● WHAT IS BEING ASKED
Output the records below in full, word for word; pictures do not belong in it.
————
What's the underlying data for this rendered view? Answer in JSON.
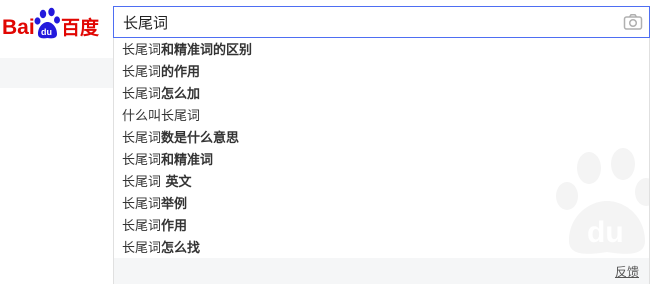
{
  "logo": {
    "brand_text": "Baidu百度",
    "paw_text": "du"
  },
  "search": {
    "value": "长尾词",
    "camera_icon": "camera-icon"
  },
  "suggestions": [
    {
      "prefix": "长尾词",
      "rest": "和精准词的区别"
    },
    {
      "prefix": "长尾词",
      "rest": "的作用"
    },
    {
      "prefix": "长尾词",
      "rest": "怎么加"
    },
    {
      "prefix": "什么叫长尾词",
      "rest": ""
    },
    {
      "prefix": "长尾词",
      "rest": "数是什么意思"
    },
    {
      "prefix": "长尾词",
      "rest": "和精准词"
    },
    {
      "prefix": "长尾词",
      "rest": " 英文"
    },
    {
      "prefix": "长尾词",
      "rest": "举例"
    },
    {
      "prefix": "长尾词",
      "rest": "作用"
    },
    {
      "prefix": "长尾词",
      "rest": "怎么找"
    }
  ],
  "footer": {
    "feedback_label": "反馈"
  },
  "colors": {
    "brand_red": "#e10602",
    "brand_blue": "#2319dc",
    "focus_border": "#4e6ef2"
  }
}
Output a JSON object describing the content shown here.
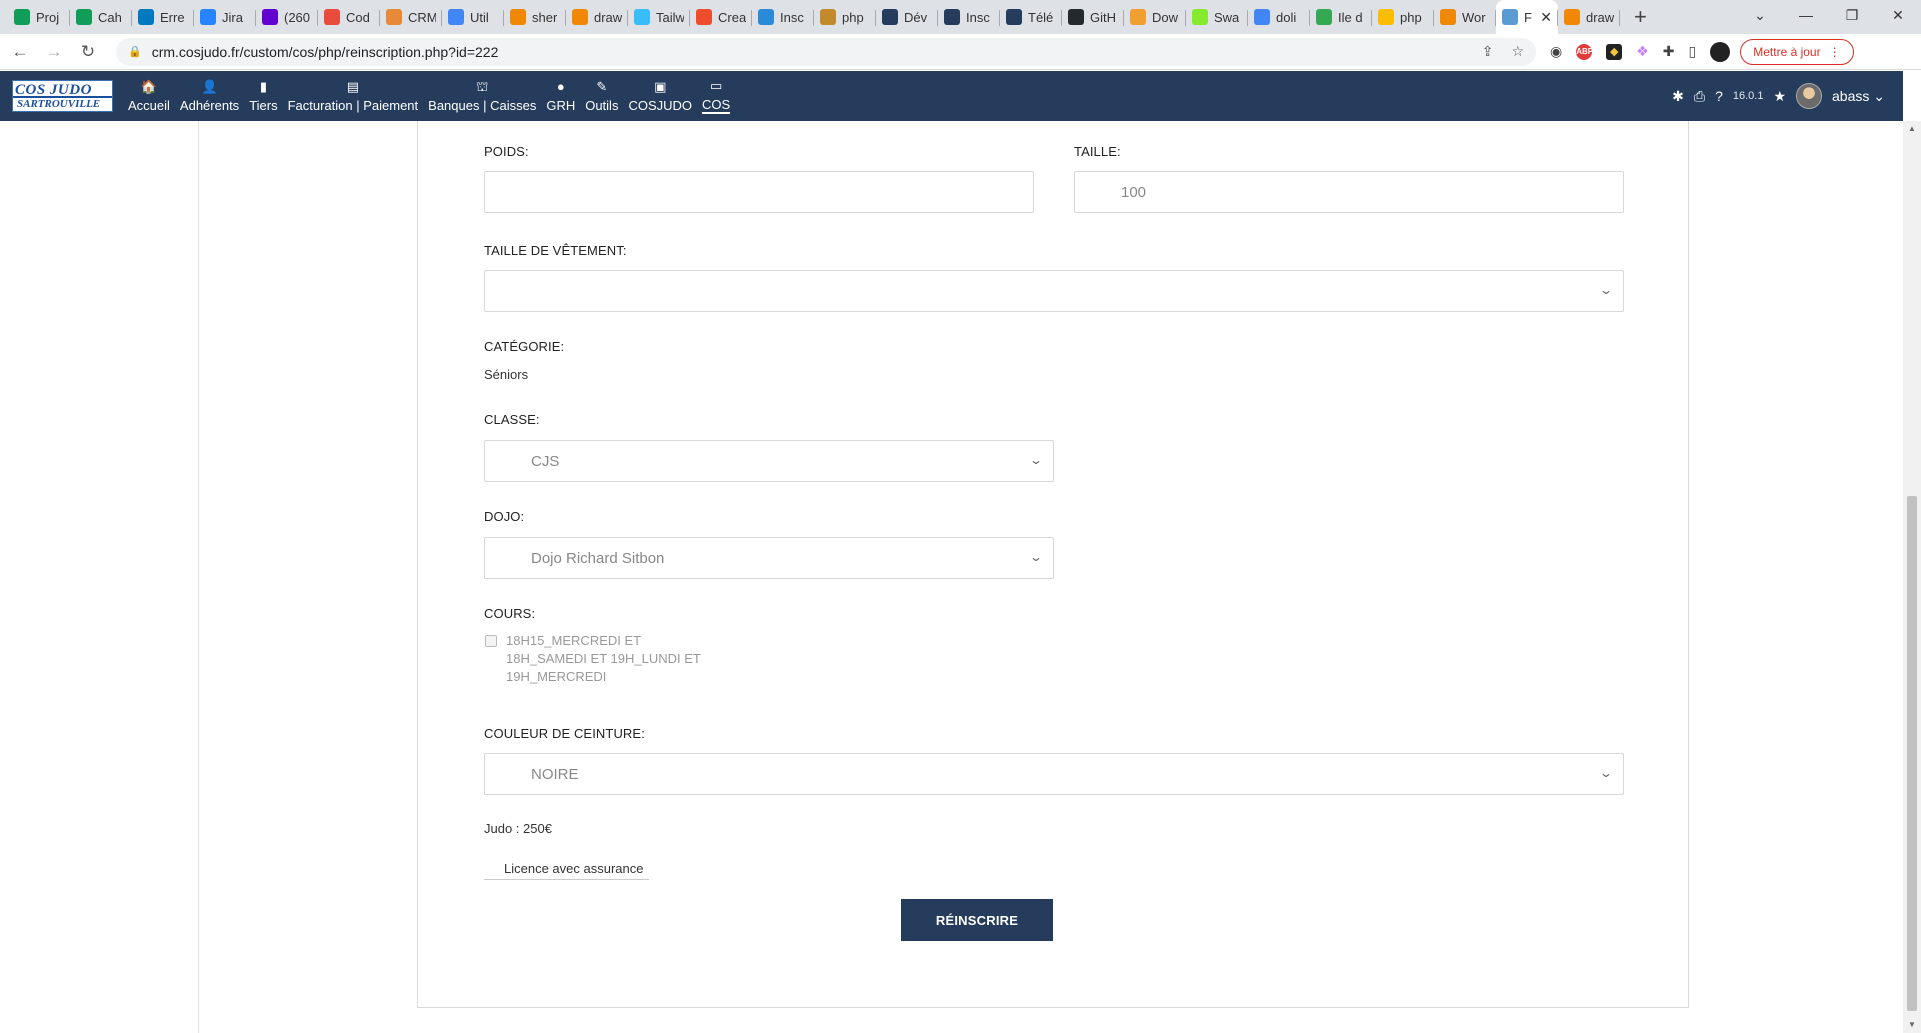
{
  "browser": {
    "tabs": [
      {
        "label": "Proj",
        "icon": "sheets-icon",
        "color": "#0f9d58"
      },
      {
        "label": "Cah",
        "icon": "sheets-icon",
        "color": "#0f9d58"
      },
      {
        "label": "Erre",
        "icon": "trello-icon",
        "color": "#0079bf"
      },
      {
        "label": "Jira",
        "icon": "jira-icon",
        "color": "#2684ff"
      },
      {
        "label": "(260",
        "icon": "mail-icon",
        "color": "#6001d2"
      },
      {
        "label": "Cod",
        "icon": "codeur-icon",
        "color": "#e94b3c"
      },
      {
        "label": "CRM",
        "icon": "crm-icon",
        "color": "#e68a3a"
      },
      {
        "label": "Util",
        "icon": "google-icon",
        "color": "#4285f4"
      },
      {
        "label": "sher",
        "icon": "drawio-icon",
        "color": "#f08705"
      },
      {
        "label": "draw",
        "icon": "drawio-icon",
        "color": "#f08705"
      },
      {
        "label": "Tailw",
        "icon": "tailwind-icon",
        "color": "#38bdf8"
      },
      {
        "label": "Crea",
        "icon": "create-icon",
        "color": "#ee4d2d"
      },
      {
        "label": "Insc",
        "icon": "pen-icon",
        "color": "#2b8ad8"
      },
      {
        "label": "php",
        "icon": "php-icon",
        "color": "#c28a2b"
      },
      {
        "label": "Dév",
        "icon": "dolibarr-icon",
        "color": "#263c5c"
      },
      {
        "label": "Insc",
        "icon": "dolibarr-icon",
        "color": "#263c5c"
      },
      {
        "label": "Télé",
        "icon": "dolibarr-icon",
        "color": "#263c5c"
      },
      {
        "label": "GitH",
        "icon": "github-icon",
        "color": "#24292e"
      },
      {
        "label": "Dow",
        "icon": "download-icon",
        "color": "#f0a030"
      },
      {
        "label": "Swa",
        "icon": "swagger-icon",
        "color": "#85ea2d"
      },
      {
        "label": "doli",
        "icon": "google-icon",
        "color": "#4285f4"
      },
      {
        "label": "Ile d",
        "icon": "maps-icon",
        "color": "#34a853"
      },
      {
        "label": "php",
        "icon": "drive-icon",
        "color": "#fbbc04"
      },
      {
        "label": "Wor",
        "icon": "drawio-icon",
        "color": "#f08705"
      },
      {
        "label": "F",
        "icon": "page-icon",
        "color": "#5a9bd4",
        "active": true
      },
      {
        "label": "draw",
        "icon": "drawio-icon",
        "color": "#f08705"
      }
    ],
    "new_tab": "+",
    "url": "crm.cosjudo.fr/custom/cos/php/reinscription.php?id=222",
    "update_button": "Mettre à jour"
  },
  "app": {
    "logo_line1": "COS JUDO",
    "logo_line2": "SARTROUVILLE",
    "menu": [
      {
        "label": "Accueil",
        "icon": "home-icon",
        "glyph": "🏠"
      },
      {
        "label": "Adhérents",
        "icon": "user-icon",
        "glyph": "👤"
      },
      {
        "label": "Tiers",
        "icon": "building-icon",
        "glyph": "▮"
      },
      {
        "label": "Facturation | Paiement",
        "icon": "invoice-icon",
        "glyph": "▤"
      },
      {
        "label": "Banques | Caisses",
        "icon": "bank-icon",
        "glyph": "⛫"
      },
      {
        "label": "GRH",
        "icon": "person-icon",
        "glyph": "●"
      },
      {
        "label": "Outils",
        "icon": "wrench-icon",
        "glyph": "✎"
      },
      {
        "label": "COSJUDO",
        "icon": "external-icon",
        "glyph": "▣"
      },
      {
        "label": "COS",
        "icon": "note-icon",
        "glyph": "▭",
        "selected": true
      }
    ],
    "version": "16.0.1",
    "user": "abass"
  },
  "form": {
    "poids_label": "POIDS:",
    "poids_value": "",
    "taille_label": "TAILLE:",
    "taille_value": "100",
    "taille_vetement_label": "TAILLE DE VÊTEMENT:",
    "taille_vetement_value": "",
    "categorie_label": "CATÉGORIE:",
    "categorie_value": "Séniors",
    "classe_label": "CLASSE:",
    "classe_value": "CJS",
    "dojo_label": "DOJO:",
    "dojo_value": "Dojo Richard Sitbon",
    "cours_label": "COURS:",
    "cours_line1": "18H15_MERCREDI ET",
    "cours_line2": "18H_SAMEDI ET 19H_LUNDI ET",
    "cours_line3": "19H_MERCREDI",
    "ceinture_label": "COULEUR DE CEINTURE:",
    "ceinture_value": "NOIRE",
    "tarif": "Judo : 250€",
    "licence": "Licence avec assurance",
    "submit_label": "RÉINSCRIRE"
  }
}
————
● TASK OUTPUT
What's the underlying data for this rendered view? Answer in JSON.
{
  "logo": {
    "brand_text": "Baidu百度",
    "paw_text": "du"
  },
  "search": {
    "value": "长尾词",
    "camera_icon": "camera-icon"
  },
  "suggestions": [
    {
      "prefix": "长尾词",
      "rest": "和精准词的区别"
    },
    {
      "prefix": "长尾词",
      "rest": "的作用"
    },
    {
      "prefix": "长尾词",
      "rest": "怎么加"
    },
    {
      "prefix": "什么叫长尾词",
      "rest": ""
    },
    {
      "prefix": "长尾词",
      "rest": "数是什么意思"
    },
    {
      "prefix": "长尾词",
      "rest": "和精准词"
    },
    {
      "prefix": "长尾词",
      "rest": " 英文"
    },
    {
      "prefix": "长尾词",
      "rest": "举例"
    },
    {
      "prefix": "长尾词",
      "rest": "作用"
    },
    {
      "prefix": "长尾词",
      "rest": "怎么找"
    }
  ],
  "footer": {
    "feedback_label": "反馈"
  },
  "colors": {
    "brand_red": "#e10602",
    "brand_blue": "#2319dc",
    "focus_border": "#4e6ef2"
  }
}
Output a JSON object describing the content shown here.
{
  "browser": {
    "tabs": [
      {
        "label": "Proj",
        "icon": "sheets-icon",
        "color": "#0f9d58"
      },
      {
        "label": "Cah",
        "icon": "sheets-icon",
        "color": "#0f9d58"
      },
      {
        "label": "Erre",
        "icon": "trello-icon",
        "color": "#0079bf"
      },
      {
        "label": "Jira",
        "icon": "jira-icon",
        "color": "#2684ff"
      },
      {
        "label": "(260",
        "icon": "mail-icon",
        "color": "#6001d2"
      },
      {
        "label": "Cod",
        "icon": "codeur-icon",
        "color": "#e94b3c"
      },
      {
        "label": "CRM",
        "icon": "crm-icon",
        "color": "#e68a3a"
      },
      {
        "label": "Util",
        "icon": "google-icon",
        "color": "#4285f4"
      },
      {
        "label": "sher",
        "icon": "drawio-icon",
        "color": "#f08705"
      },
      {
        "label": "draw",
        "icon": "drawio-icon",
        "color": "#f08705"
      },
      {
        "label": "Tailw",
        "icon": "tailwind-icon",
        "color": "#38bdf8"
      },
      {
        "label": "Crea",
        "icon": "create-icon",
        "color": "#ee4d2d"
      },
      {
        "label": "Insc",
        "icon": "pen-icon",
        "color": "#2b8ad8"
      },
      {
        "label": "php",
        "icon": "php-icon",
        "color": "#c28a2b"
      },
      {
        "label": "Dév",
        "icon": "dolibarr-icon",
        "color": "#263c5c"
      },
      {
        "label": "Insc",
        "icon": "dolibarr-icon",
        "color": "#263c5c"
      },
      {
        "label": "Télé",
        "icon": "dolibarr-icon",
        "color": "#263c5c"
      },
      {
        "label": "GitH",
        "icon": "github-icon",
        "color": "#24292e"
      },
      {
        "label": "Dow",
        "icon": "download-icon",
        "color": "#f0a030"
      },
      {
        "label": "Swa",
        "icon": "swagger-icon",
        "color": "#85ea2d"
      },
      {
        "label": "doli",
        "icon": "google-icon",
        "color": "#4285f4"
      },
      {
        "label": "Ile d",
        "icon": "maps-icon",
        "color": "#34a853"
      },
      {
        "label": "php",
        "icon": "drive-icon",
        "color": "#fbbc04"
      },
      {
        "label": "Wor",
        "icon": "drawio-icon",
        "color": "#f08705"
      },
      {
        "label": "F",
        "icon": "page-icon",
        "color": "#5a9bd4",
        "active": true
      },
      {
        "label": "draw",
        "icon": "drawio-icon",
        "color": "#f08705"
      }
    ],
    "new_tab": "+",
    "url": "crm.cosjudo.fr/custom/cos/php/reinscription.php?id=222",
    "update_button": "Mettre à jour"
  },
  "app": {
    "logo_line1": "COS JUDO",
    "logo_line2": "SARTROUVILLE",
    "menu": [
      {
        "label": "Accueil",
        "icon": "home-icon",
        "glyph": "🏠"
      },
      {
        "label": "Adhérents",
        "icon": "user-icon",
        "glyph": "👤"
      },
      {
        "label": "Tiers",
        "icon": "building-icon",
        "glyph": "▮"
      },
      {
        "label": "Facturation | Paiement",
        "icon": "invoice-icon",
        "glyph": "▤"
      },
      {
        "label": "Banques | Caisses",
        "icon": "bank-icon",
        "glyph": "⛫"
      },
      {
        "label": "GRH",
        "icon": "person-icon",
        "glyph": "●"
      },
      {
        "label": "Outils",
        "icon": "wrench-icon",
        "glyph": "✎"
      },
      {
        "label": "COSJUDO",
        "icon": "external-icon",
        "glyph": "▣"
      },
      {
        "label": "COS",
        "icon": "note-icon",
        "glyph": "▭",
        "selected": true
      }
    ],
    "version": "16.0.1",
    "user": "abass"
  },
  "form": {
    "poids_label": "POIDS:",
    "poids_value": "",
    "taille_label": "TAILLE:",
    "taille_value": "100",
    "taille_vetement_label": "TAILLE DE VÊTEMENT:",
    "taille_vetement_value": "",
    "categorie_label": "CATÉGORIE:",
    "categorie_value": "Séniors",
    "classe_label": "CLASSE:",
    "classe_value": "CJS",
    "dojo_label": "DOJO:",
    "dojo_value": "Dojo Richard Sitbon",
    "cours_label": "COURS:",
    "cours_line1": "18H15_MERCREDI ET",
    "cours_line2": "18H_SAMEDI ET 19H_LUNDI ET",
    "cours_line3": "19H_MERCREDI",
    "ceinture_label": "COULEUR DE CEINTURE:",
    "ceinture_value": "NOIRE",
    "tarif": "Judo : 250€",
    "licence": "Licence avec assurance",
    "submit_label": "RÉINSCRIRE"
  }
}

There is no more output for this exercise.